Q: Please talk about your connection with Nepal.
A: Nepal is a famous Buddhist holy land. The Tang Dynasty monk Xuanzang in China once visited Lumbini, the birthplace of Buddha Shakyamuni, so our rubbing exhibition started in Nepal. I have also visited Nepal before and特别喜欢 it very much.
In July 2014, I participated in the Chongqing Puti Temple’s Holy Fire Ceremony in the Lamphini Holy Land. The ceremony comprised monastic groups from many temples in Lamphini, Nepal.
The Chinese Temple in Nepal represented the Han Buddhist ascetic group and jointly chanted sutras and prayed for world peace with local temples in Nepal, Thai temples, Japanese temples, and other monastics.
In 2015, when an earthquake struck Nepal, our Huayan Cultural and Educational Foundation sent an emergency rescue team to the disaster area for rescue.
In 2016, our Chongqing Jinfo Temple welcomed and installed the ancient Buddha Dipamkara from Lamphini. The trip of the welcoming delegation to Lamphini that year also established an essential platform for Buddhist cultural exchanges between the two countries.
Lamphini and Chongqing closely link Chinese Buddhism and Nepalese Buddhism as a bond. China and Nepal are friendly neighbors with a history of social exchanges between their peoples for thousands of years.
I hope to bring China’s excellent traditional culture to Nepalese friends, enhance mutual understanding between their peoples, and make efforts to promote friendly relations between the two countries.
Q: Thank you for your efforts in Sino-Nepalese exchanges. What are your plans for the future?
A: After we held the “Chinese Huayan Temple Collection of Han Dynasty Stone Rubbings Exhibition” in Nepal, we also had the “Chinese Huayan Temple Buddhist Statue Rubbings Exhibition” in Kuala Lumpur, Malaysia.
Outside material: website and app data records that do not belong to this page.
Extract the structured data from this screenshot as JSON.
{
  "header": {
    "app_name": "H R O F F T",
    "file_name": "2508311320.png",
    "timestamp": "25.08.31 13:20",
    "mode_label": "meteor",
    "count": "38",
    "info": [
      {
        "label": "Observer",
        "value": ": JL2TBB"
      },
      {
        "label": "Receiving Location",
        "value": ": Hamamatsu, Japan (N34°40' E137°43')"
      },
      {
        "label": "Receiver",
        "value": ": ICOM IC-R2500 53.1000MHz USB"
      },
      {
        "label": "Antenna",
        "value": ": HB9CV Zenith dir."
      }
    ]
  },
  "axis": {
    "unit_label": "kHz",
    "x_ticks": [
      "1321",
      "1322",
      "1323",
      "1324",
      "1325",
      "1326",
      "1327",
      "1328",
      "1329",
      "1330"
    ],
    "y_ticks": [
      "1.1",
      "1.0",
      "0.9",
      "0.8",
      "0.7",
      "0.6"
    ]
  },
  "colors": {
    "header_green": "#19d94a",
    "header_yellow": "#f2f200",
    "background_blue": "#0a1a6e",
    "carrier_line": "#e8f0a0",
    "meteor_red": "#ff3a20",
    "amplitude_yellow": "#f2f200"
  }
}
Our third stop was Egypt.
Next, we will go to Singapore, Japan, and other countries. I also hope to have another opportunity to come to Nepal to exchange and cooperate more with Nepal in Buddhist culture, traditional Chinese culture, and public welfare undertakings.
I hope that Nepal will become better and better, Sino-Nepalese friendship will last forever, and people’s lives will